You all know that I believe in a woman’s right to choose and I strongly support affirmative action. And, I was invited here by my party to share my views with you because we are a big enough party — and big enough people — to disagree on individual issues and still work together for our common goal: restoring the American dream.
I am a Republican because I believe in that dream, and I believe that we are the ones to keep it alive. Later this week we will nominate our leader. He is a man of proven courage. He showed his courage in the battlefield. He showed even greater courage in overcoming the wounds of war. He too has lived the American Dream.
My family began its American odyssey on the sidewalks of New York. His story began half a continent away. And yet it is a story with common threads. One that is shared in many ways by millions of Americans from every state, from every generation, and from every race and creed.
Our candidate’s life began in the wheat fields of Kansas where he was born to poor struggling parents who believed in him. The values they bred in him led him to a distinguished career that took him to the leadership of the United States Senate.
That’s where I met him. We worked together closely for years on matters that were vital to war and peace with respect to this nation. I worked with him closely when I was national security advisor and Chairman of the Joint Chiefs of Staff.

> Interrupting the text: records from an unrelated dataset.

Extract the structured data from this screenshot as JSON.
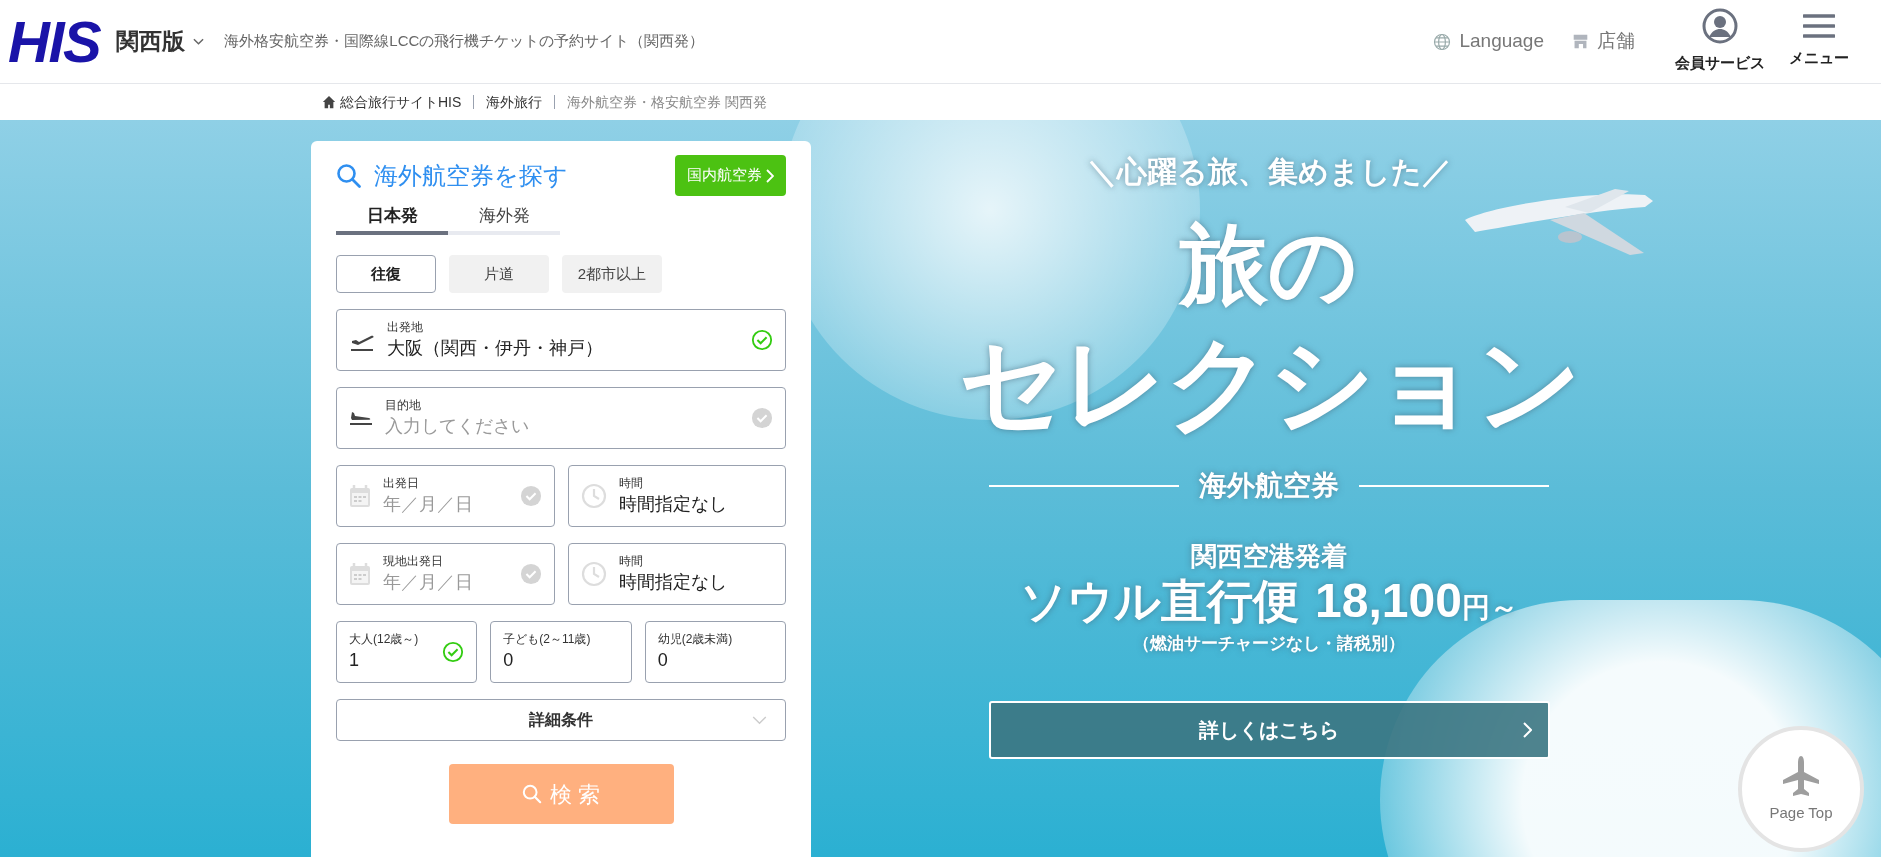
{
  "header": {
    "logo": "HIS",
    "region": "関西版",
    "tagline": "海外格安航空券・国際線LCCの飛行機チケットの予約サイト（関西発）",
    "links": [
      {
        "kind": "language",
        "label": "Language"
      },
      {
        "kind": "store",
        "label": "店舗"
      }
    ],
    "buttons": [
      {
        "kind": "member",
        "label": "会員サービス"
      },
      {
        "kind": "menu",
        "label": "メニュー"
      }
    ]
  },
  "breadcrumb": [
    "総合旅行サイトHIS",
    "海外旅行",
    "海外航空券・格安航空券 関西発"
  ],
  "search_form": {
    "title": "海外航空券を探す",
    "domestic_button": "国内航空券",
    "tabs": [
      {
        "label": "日本発",
        "selected": true
      },
      {
        "label": "海外発",
        "selected": false
      }
    ],
    "trip_types": [
      {
        "label": "往復",
        "selected": true
      },
      {
        "label": "片道",
        "selected": false
      },
      {
        "label": "2都市以上",
        "selected": false
      }
    ],
    "origin": {
      "label": "出発地",
      "value": "大阪（関西・伊丹・神戸）",
      "checked": true
    },
    "destination": {
      "label": "目的地",
      "placeholder": "入力してください",
      "checked": false
    },
    "date_rows": [
      {
        "date_label": "出発日",
        "date_placeholder": "年／月／日",
        "checked": false,
        "time_label": "時間",
        "time_value": "時間指定なし"
      },
      {
        "date_label": "現地出発日",
        "date_placeholder": "年／月／日",
        "checked": false,
        "time_label": "時間",
        "time_value": "時間指定なし"
      }
    ],
    "passengers": [
      {
        "label": "大人(12歳～)",
        "value": "1",
        "checked": true
      },
      {
        "label": "子ども(2～11歳)",
        "value": "0",
        "checked": false
      },
      {
        "label": "幼児(2歳未満)",
        "value": "0",
        "checked": false
      }
    ],
    "details": "詳細条件",
    "search_button": "検 索"
  },
  "banner": {
    "tagline": "＼心躍る旅、集めました／",
    "title_line_1": "旅の",
    "title_line_2": "セレクション",
    "category": "海外航空券",
    "route": "関西空港発着",
    "offer": "ソウル直行便",
    "price": "18,100",
    "price_unit": "円～",
    "note": "（燃油サーチャージなし・諸税別）",
    "button": "詳しくはこちら"
  },
  "page_top": "Page Top"
}
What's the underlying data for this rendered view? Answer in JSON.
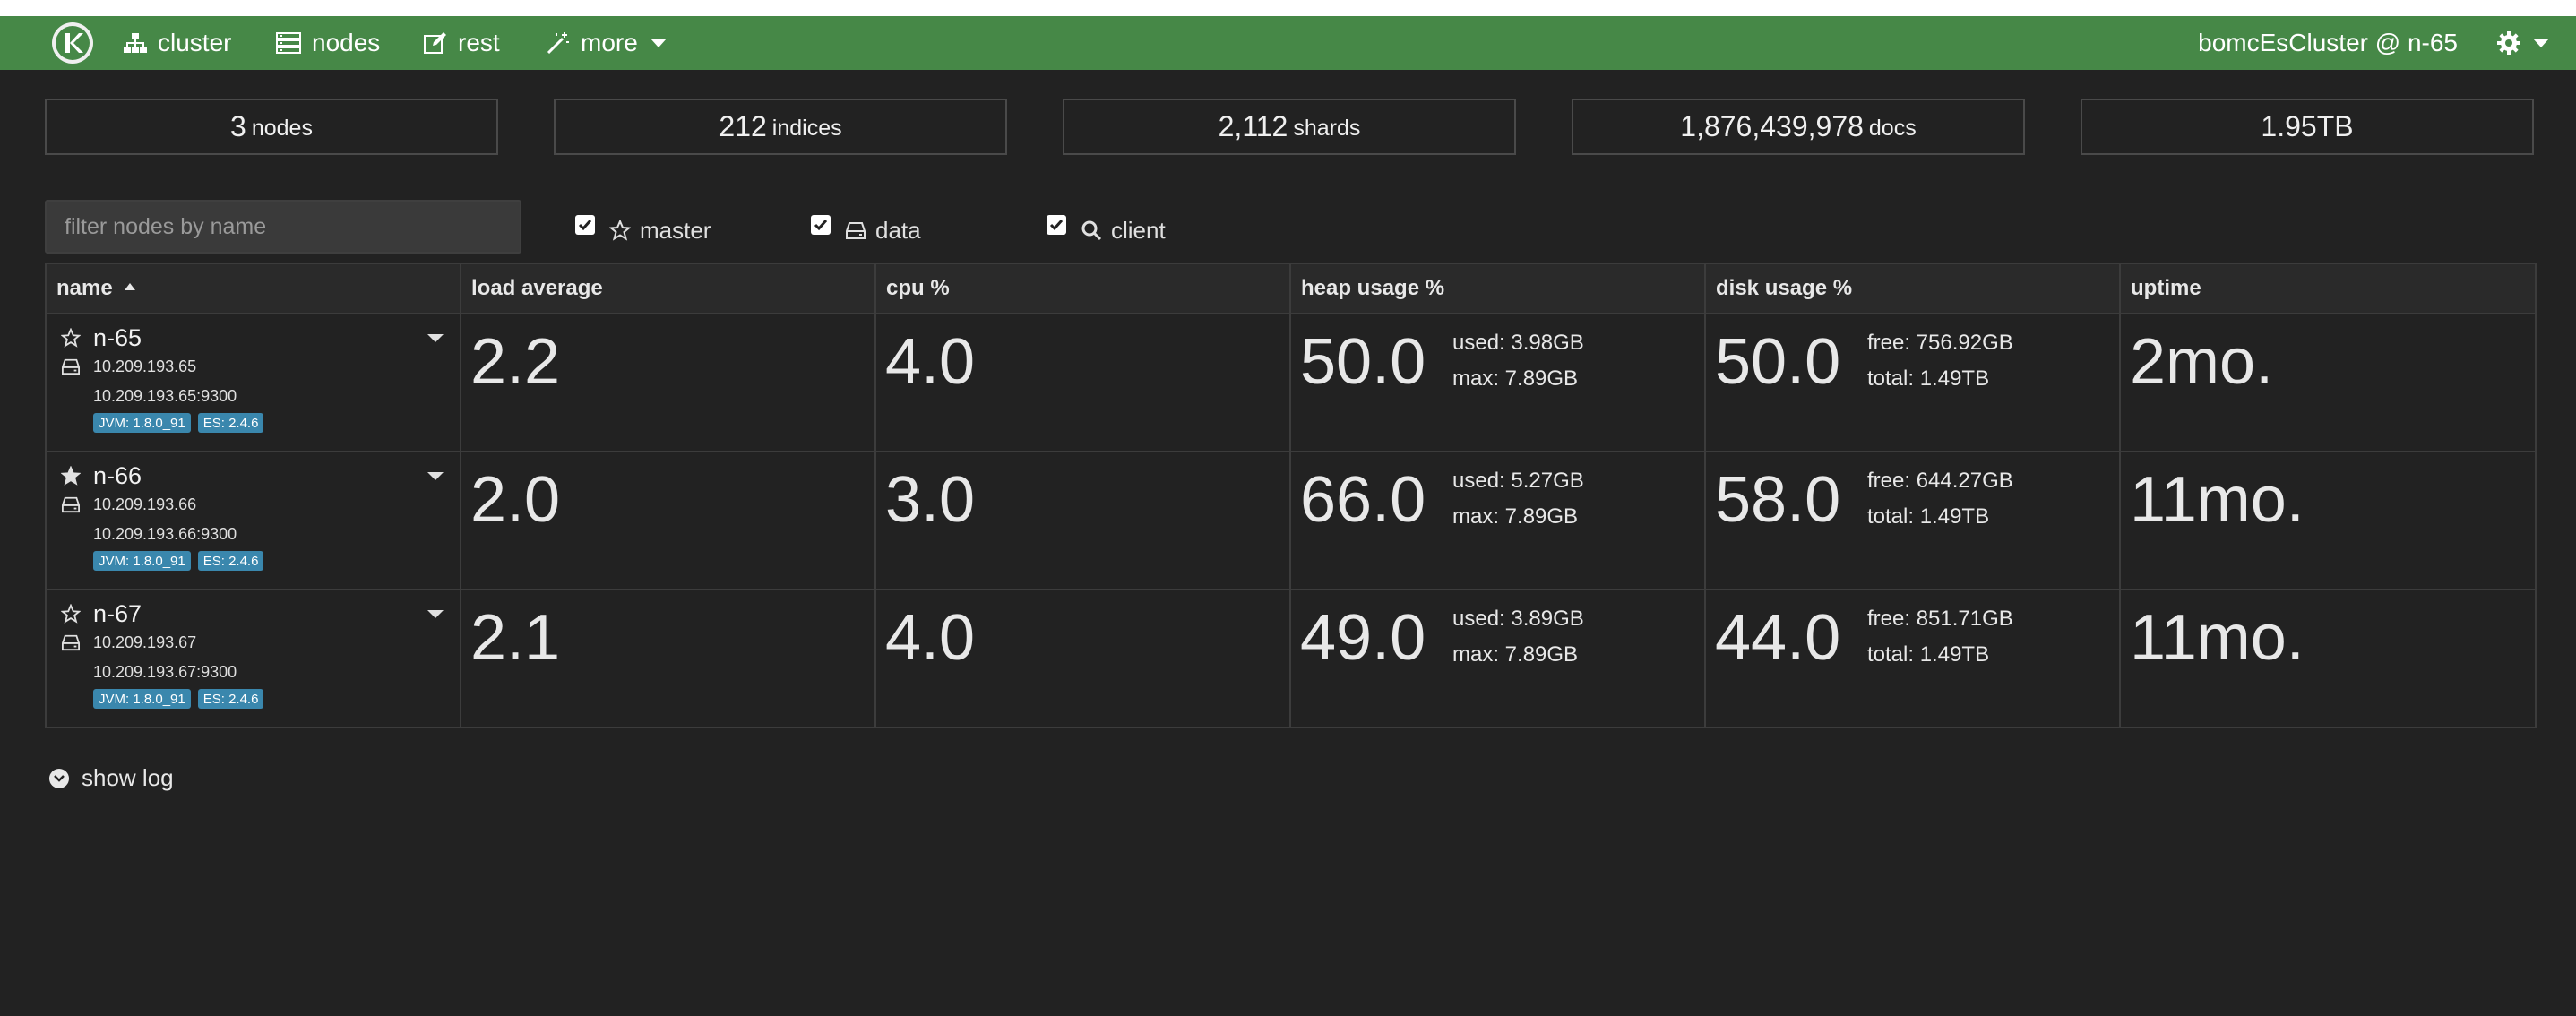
{
  "nav": {
    "items": [
      {
        "label": "cluster",
        "icon": "sitemap-icon"
      },
      {
        "label": "nodes",
        "icon": "server-icon"
      },
      {
        "label": "rest",
        "icon": "edit-icon"
      },
      {
        "label": "more",
        "icon": "magic-wand-icon"
      }
    ],
    "cluster_label": "bomcEsCluster @ n-65",
    "accent": "#468847"
  },
  "stats": [
    {
      "value": "3",
      "label": "nodes"
    },
    {
      "value": "212",
      "label": "indices"
    },
    {
      "value": "2,112",
      "label": "shards"
    },
    {
      "value": "1,876,439,978",
      "label": "docs"
    },
    {
      "value": "1.95TB",
      "label": ""
    }
  ],
  "filter": {
    "placeholder": "filter nodes by name",
    "value": ""
  },
  "toggles": [
    {
      "label": "master",
      "icon": "star-outline-icon",
      "checked": true
    },
    {
      "label": "data",
      "icon": "hdd-icon",
      "checked": true
    },
    {
      "label": "client",
      "icon": "search-icon",
      "checked": true
    }
  ],
  "table": {
    "headers": [
      "name",
      "load average",
      "cpu %",
      "heap usage %",
      "disk usage %",
      "uptime"
    ],
    "rows": [
      {
        "name": "n-65",
        "ip": "10.209.193.65",
        "addr": "10.209.193.65:9300",
        "master_icon": "star-outline-icon",
        "jvm": "JVM: 1.8.0_91",
        "es": "ES: 2.4.6",
        "load": "2.2",
        "cpu": "4.0",
        "heap": "50.0",
        "heap_used": "used: 3.98GB",
        "heap_max": "max: 7.89GB",
        "disk": "50.0",
        "disk_free": "free: 756.92GB",
        "disk_total": "total: 1.49TB",
        "uptime": "2mo."
      },
      {
        "name": "n-66",
        "ip": "10.209.193.66",
        "addr": "10.209.193.66:9300",
        "master_icon": "star-filled-icon",
        "jvm": "JVM: 1.8.0_91",
        "es": "ES: 2.4.6",
        "load": "2.0",
        "cpu": "3.0",
        "heap": "66.0",
        "heap_used": "used: 5.27GB",
        "heap_max": "max: 7.89GB",
        "disk": "58.0",
        "disk_free": "free: 644.27GB",
        "disk_total": "total: 1.49TB",
        "uptime": "11mo."
      },
      {
        "name": "n-67",
        "ip": "10.209.193.67",
        "addr": "10.209.193.67:9300",
        "master_icon": "star-outline-icon",
        "jvm": "JVM: 1.8.0_91",
        "es": "ES: 2.4.6",
        "load": "2.1",
        "cpu": "4.0",
        "heap": "49.0",
        "heap_used": "used: 3.89GB",
        "heap_max": "max: 7.89GB",
        "disk": "44.0",
        "disk_free": "free: 851.71GB",
        "disk_total": "total: 1.49TB",
        "uptime": "11mo."
      }
    ]
  },
  "show_log": "show log"
}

We could always count on him. I know this man. In an era of too much salesmanship and too much smooth talking, Bob Dole is a plain-spoken man. He is a man of strength, maturity and integrity. He is a man who can bring trust back to government and bring Americans together again. He is a fighter possessed of endless energy, drive and commitment.
Bob Dole is the candidate most qualified by virtue of his beliefs, his character and competence to be the next president of the United States of America. And I want you to know how pleased I am, and how pleased I know you are, that Bob Dole had the great wisdom to pick as his running mate an incredible American, a man of passion and conviction, a caring man, my friend, your friend, Jack Kemp, the next vice president of the United States of America.
Yes, we Republicans have leaders and principles that are worthy of our aspirations. Let us take our case to our fellow citizens with respect for their intelligence and fair-mindedness. Let us debate our differences with the Democrats strongly, but with the civility and absence of acrimony that the American people long for in our political debate.
We stand, we stand on the eve of a new century. A new era, filled with change, anxiety, excitement and opportunity, is dawning. But many of the basic things — many of the most important things in our lives and in the life of our nation remain constant.
The pride of bringing home that first paycheck. The thrill you can’t help feeling each time the band strikes up the Star-Spangled Banner and another magnificent young American wins Olympic gold. The daily challenges and joys of raising a family. The tremendous ripple effect of family, friends, and neighbors cooperating in ways that make home, neighborhood and nation better places for us all. These are the things that remain constant. These are the things that unite us. There are other eternal truths, other eternal constants in our lives.
Our constant devotion to the principles of freedom, democracy and the free enterprise system. Our constant belief in the promise of this country, a country where the best is always yet to come. A country that exists by the grace of a divine providence. A divine providence that gave us this land, told us to be good stewards of it and to be good stewards of each other.
A land that God has truly, truly blessed and that we are proud to call America.